Occupational Therapy for Vocational Rehabilitation

Vocational rehabilitation is a process that helps individuals with disabilities or other barriers to employment acquire the skills, training, and support they need to find and maintain meaningful employment. The primary goal of vocational rehabilitation is to enable individuals to become self-sufficient and independent in the workforce.

Clinical Specialisms

Vocational rehabilitation often involves collaboration with various clinical specialisms to provide comprehensive support and services to individuals with disabilities or other barriers to employment. 

How can Occupational Therapy help?

Occupational therapy (OT) plays a crucial role in vocational rehabilitation by helping individuals with disabilities or other barriers to employment improve their functional abilities and successfully participate in the workforce. 

Functional Assessment: Occupational therapists conduct comprehensive assessments to evaluate an individual's physical, cognitive, and emotional abilities, as well as any limitations that may affect their job performance. These assessments help identify specific areas where the person may need assistance.
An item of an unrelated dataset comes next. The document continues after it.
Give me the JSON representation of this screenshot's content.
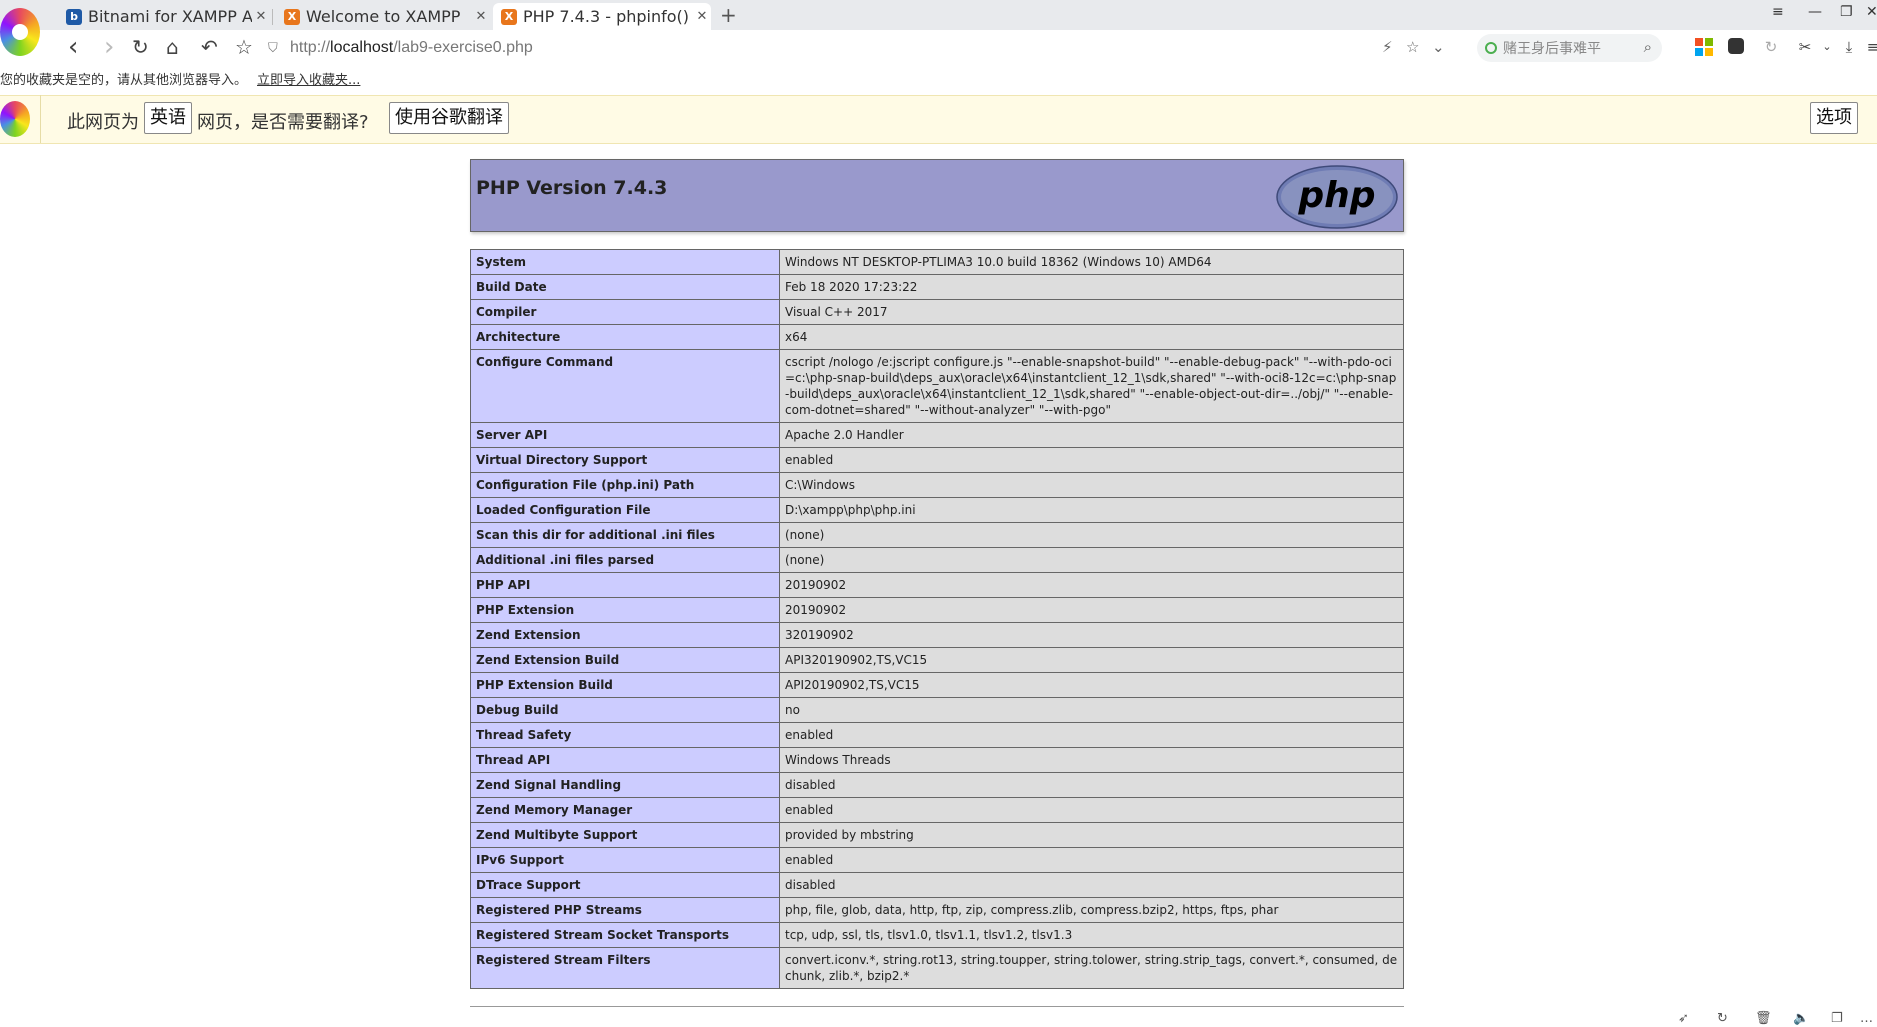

Skill Development: Occupational therapists work with individuals to develop and enhance the skills necessary for their chosen occupation. This can include fine motor skills, gross motor skills, coordination, dexterity, and the ability to perform job-specific tasks.

Adaptive Techniques: OTs teach adaptive techniques and strategies to overcome limitations or challenges related to a disability. They may introduce modified work methods, tools, or assistive devices that allow individuals to perform their job tasks more efficiently.

Ergonomic Assessments: Occupational therapists assess the ergonomic aspects of a work environment to ensure that it is safe and conducive to the individual's needs. They recommend adjustments to seating, workstation setup, and tools to reduce the risk of musculoskeletal injuries or discomfort.

Activities of Daily Living (ADL) Training: OTs may provide training in activities of daily living, such as dressing, grooming, and personal hygiene, to ensure that individuals can independently take care of themselves as well as meet the expectations of their workplace.

Cognitive Rehabilitation: For individuals with cognitive impairments, occupational therapists can design cognitive rehabilitation programs to improve memory, attention, problem-solving, and decision-making skills required for work tasks.

Pain Management: OTs can assist individuals in managing pain or discomfort related to their disability, injury, or chronic condition, enabling them to perform their job duties more effectively.

Confidence Building: Occupational therapists work on boosting self-confidence and self-esteem, which can be crucial for individuals with disabilities who may have experienced challenges or setbacks in the workplace.

Work Readiness and Transition: OTs help individuals prepare for the transition to the workforce. This may involve practicing interview skills, developing time management strategies, and learning effective communication and interpersonal skills.

Return-to-Work Programs: In cases of injury or illness, occupational therapists assist individuals in their return-to-work process. They collaborate with employers to create modified duty programs and gradually reintegrate the person into the workforce.

Advocacy and Support: Occupational therapists can advocate for the individual's needs and accommodations in the workplace, ensuring that the employer provides necessary support and adheres to legal requirements, such as the Americans with Disabilities Act (ADA) in the United States.

Vocational Rehabilitation Planning: OTs contribute to the development of comprehensive vocational rehabilitation plans, collaborating with other professionals to address the person's physical, emotional, and functional needs.

What does an Occupational Therapist do ?

In vocational rehabilitation, an occupational therapist (OT) plays a critical role in helping individuals with disabilities or barriers to employment achieve their vocational goals and successfully enter or re-enter the workforce. Here are some key responsibilities and activities that an occupational therapist may perform in the context of vocational rehabilitation:


Goal Setting

Skill Development

Adaptive Strategies

Worksite Evaluation

Job Analysis

Assistive Technology

Activities of Daily Living (ADL) Training

Cognitive Rehabilitation

Pain Management

Emotional Support

Vocational Counseling

Work Readiness

Return-to-Work Planning


Diagnoses & Conditions treated with Occupational Therapy for Vocational Rehabilitation

Physical Disabilities such as Spinal Cord Injury or Vertebral Fractures

Neurological Conditions such as Stroke, Traumatic Brain Injury, Multiple Sclerosis or Parkinson's disease.

Musculoskeletal Disorders such as Scoliosis, Spinal Stenosis or Herniated Discs

Developmental Disabilities such as Autism Spectrum Disorder or Global Developmental Delay 

Sensory Impairments such as Visual Disturbances and Communication Difficulties

Learning Disabilities such as Dyslexia, Dyscalculia or Dysgraphia